A micron gauge precisely measures vacuum. The 29" mark on the typical manifold set is subject to the accuracy of the gauge itself, which is +/- 2% of full scale. Sort of like using a yardstick to measure piston rings. There are 25,400 microns in an inch. a 1500 micron change would not be visible at all on a manifold gauge set.

B.

-------------------------
"Among the many misdeeds of the British rule in India, history will look upon the act of depriving a whole nation of arms, as the blackest."
~ Mahatma Gandhi, Gandhi, An Autobiography, M. K. Gandhi, page 446.

mk378 on Mon December 03, 2012 3:17 PM User is offline

Look up osmosis. The only thing that matters is the partial pressure of water inside the hose (low) vs. the concentration of water outside (high). The presence of other substances even at much higher pressures does not affect the tendency of each individual substance to migrate from where it is more prevalent to where it is less.

Edited: Mon December 03, 2012 at 3:17 PM by mk378

NickD on Tue December 04, 2012 3:36 PM User is offline

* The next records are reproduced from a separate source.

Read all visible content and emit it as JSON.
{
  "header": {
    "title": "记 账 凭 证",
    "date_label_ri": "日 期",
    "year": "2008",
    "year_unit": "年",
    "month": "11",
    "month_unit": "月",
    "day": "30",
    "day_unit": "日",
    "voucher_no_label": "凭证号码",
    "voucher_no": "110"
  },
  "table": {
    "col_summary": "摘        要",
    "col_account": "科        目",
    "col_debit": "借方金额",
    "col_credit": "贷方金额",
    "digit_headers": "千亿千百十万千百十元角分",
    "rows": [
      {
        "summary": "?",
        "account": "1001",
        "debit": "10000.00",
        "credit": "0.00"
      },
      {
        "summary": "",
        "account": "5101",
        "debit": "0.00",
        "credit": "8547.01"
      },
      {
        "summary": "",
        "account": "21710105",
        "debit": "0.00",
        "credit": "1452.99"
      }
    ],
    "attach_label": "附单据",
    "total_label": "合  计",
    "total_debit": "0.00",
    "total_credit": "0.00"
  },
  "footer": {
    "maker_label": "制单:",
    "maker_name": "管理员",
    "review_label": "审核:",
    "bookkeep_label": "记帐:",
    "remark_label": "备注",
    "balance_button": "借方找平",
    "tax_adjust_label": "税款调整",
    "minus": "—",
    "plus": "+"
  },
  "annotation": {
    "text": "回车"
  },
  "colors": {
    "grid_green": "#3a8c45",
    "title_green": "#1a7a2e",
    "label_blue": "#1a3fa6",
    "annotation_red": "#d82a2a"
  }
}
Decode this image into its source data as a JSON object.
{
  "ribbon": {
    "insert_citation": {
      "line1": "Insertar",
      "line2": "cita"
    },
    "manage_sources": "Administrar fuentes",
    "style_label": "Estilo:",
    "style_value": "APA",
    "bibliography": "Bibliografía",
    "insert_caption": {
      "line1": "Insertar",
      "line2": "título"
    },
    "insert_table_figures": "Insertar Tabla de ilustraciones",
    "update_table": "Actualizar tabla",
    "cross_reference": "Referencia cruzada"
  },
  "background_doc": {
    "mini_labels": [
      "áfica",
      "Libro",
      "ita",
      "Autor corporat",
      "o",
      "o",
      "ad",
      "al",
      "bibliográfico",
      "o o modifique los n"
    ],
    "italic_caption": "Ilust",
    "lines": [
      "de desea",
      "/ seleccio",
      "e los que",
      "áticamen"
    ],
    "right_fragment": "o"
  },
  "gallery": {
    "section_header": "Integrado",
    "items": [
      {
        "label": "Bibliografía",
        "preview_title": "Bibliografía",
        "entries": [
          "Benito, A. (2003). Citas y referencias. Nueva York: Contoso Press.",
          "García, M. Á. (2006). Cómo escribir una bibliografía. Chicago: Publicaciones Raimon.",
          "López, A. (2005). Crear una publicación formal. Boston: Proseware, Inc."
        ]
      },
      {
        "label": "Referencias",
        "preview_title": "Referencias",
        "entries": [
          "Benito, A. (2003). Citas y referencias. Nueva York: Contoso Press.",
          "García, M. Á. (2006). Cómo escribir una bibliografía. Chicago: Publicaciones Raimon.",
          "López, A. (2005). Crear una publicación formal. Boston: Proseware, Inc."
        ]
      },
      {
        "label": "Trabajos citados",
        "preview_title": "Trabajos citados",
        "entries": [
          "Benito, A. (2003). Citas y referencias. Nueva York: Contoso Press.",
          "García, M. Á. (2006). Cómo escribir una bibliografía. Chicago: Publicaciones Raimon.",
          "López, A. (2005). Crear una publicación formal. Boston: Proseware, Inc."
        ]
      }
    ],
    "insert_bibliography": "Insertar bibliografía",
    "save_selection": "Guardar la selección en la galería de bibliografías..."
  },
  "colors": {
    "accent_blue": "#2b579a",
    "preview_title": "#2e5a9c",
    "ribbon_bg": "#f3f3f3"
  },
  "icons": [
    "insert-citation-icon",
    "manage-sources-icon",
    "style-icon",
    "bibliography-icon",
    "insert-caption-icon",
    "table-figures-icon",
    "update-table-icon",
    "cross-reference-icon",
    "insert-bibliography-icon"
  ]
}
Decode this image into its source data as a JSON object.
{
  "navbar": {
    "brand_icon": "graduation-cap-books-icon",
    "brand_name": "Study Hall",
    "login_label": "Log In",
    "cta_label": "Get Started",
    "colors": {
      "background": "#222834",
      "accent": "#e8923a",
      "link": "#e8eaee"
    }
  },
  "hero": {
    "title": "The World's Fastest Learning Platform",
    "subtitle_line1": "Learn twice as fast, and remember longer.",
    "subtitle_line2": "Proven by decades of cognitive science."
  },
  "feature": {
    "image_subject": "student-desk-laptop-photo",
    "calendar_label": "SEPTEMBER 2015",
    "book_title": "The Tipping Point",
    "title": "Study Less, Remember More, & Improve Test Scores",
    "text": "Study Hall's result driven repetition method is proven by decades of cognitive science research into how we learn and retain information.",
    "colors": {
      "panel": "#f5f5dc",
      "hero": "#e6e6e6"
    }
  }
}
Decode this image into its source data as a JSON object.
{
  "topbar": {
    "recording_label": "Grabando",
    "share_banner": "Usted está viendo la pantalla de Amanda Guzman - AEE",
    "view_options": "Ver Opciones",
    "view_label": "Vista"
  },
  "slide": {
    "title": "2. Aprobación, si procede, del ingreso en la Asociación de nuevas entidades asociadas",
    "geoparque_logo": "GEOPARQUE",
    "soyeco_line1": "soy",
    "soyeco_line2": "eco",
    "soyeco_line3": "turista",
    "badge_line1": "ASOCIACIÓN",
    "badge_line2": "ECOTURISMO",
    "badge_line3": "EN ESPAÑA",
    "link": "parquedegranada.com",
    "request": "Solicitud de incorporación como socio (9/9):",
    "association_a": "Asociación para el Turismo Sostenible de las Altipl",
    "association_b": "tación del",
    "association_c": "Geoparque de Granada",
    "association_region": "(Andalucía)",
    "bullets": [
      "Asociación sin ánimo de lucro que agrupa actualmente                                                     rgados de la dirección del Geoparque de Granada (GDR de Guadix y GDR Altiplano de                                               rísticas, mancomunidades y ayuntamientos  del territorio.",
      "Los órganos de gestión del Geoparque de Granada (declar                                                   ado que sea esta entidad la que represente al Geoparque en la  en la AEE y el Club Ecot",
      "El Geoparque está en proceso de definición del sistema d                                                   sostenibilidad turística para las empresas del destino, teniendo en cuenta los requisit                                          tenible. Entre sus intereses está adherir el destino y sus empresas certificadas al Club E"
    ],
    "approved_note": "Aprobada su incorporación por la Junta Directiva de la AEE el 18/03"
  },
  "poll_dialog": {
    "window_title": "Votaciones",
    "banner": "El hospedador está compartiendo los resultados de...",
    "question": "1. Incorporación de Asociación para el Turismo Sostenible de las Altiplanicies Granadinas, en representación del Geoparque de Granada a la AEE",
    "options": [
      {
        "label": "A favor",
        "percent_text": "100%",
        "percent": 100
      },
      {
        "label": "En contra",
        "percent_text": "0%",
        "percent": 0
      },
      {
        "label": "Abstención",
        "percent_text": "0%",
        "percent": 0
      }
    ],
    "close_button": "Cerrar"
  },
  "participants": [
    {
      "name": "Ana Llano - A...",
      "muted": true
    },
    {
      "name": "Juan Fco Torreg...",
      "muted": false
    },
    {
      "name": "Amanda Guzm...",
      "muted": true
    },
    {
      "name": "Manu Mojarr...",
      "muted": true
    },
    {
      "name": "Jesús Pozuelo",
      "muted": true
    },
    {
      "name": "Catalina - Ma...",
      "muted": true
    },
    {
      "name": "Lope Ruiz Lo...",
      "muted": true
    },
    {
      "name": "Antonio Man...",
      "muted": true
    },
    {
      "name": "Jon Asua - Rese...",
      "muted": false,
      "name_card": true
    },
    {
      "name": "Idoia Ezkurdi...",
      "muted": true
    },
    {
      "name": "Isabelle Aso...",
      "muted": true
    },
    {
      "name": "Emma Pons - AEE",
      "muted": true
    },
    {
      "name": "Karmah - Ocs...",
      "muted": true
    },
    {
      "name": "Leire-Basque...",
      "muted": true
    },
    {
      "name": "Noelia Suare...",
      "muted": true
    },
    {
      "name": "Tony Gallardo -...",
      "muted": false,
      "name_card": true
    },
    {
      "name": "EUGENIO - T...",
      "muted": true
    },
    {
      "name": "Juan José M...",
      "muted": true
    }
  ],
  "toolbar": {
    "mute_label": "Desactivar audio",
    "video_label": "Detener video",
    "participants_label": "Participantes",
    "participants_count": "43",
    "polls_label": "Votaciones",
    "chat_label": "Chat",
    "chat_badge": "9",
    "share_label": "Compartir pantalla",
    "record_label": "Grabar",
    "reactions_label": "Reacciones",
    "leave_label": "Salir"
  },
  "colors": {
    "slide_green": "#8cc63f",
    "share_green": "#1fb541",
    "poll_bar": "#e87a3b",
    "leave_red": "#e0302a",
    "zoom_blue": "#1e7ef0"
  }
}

A micron gauge is an absolute above zero pressure gauge. As opposed to a manifold gauge that is relative where maximum ambient pressure varies with both weather and altitude. Generally lose about one inch in maximum vacuum for each 1000 feet above sea level, weather can change anothe +/- an inch.

Average barometric pressure is defined as 29.95"/Hg at sea level, at say 10,000 above sea level, all you can get is 20.6"/Hg. Whereas if you can hit 0 with a precision micron gauge, this would be a perfect vacuum regardless of weather or altitude. As Bohica pointed out, resolution is also a factor.

mollygomez on Fri November 01, 2013 1:08 AM User is offline

Half an hour I suppose will be good enough top do so.

Back to Automotive Air Conditioning Forum

We've updated our forums!
Click here to visit the new forum

Archive Home

Copyright © 2016 Arizona Mobile Air Inc.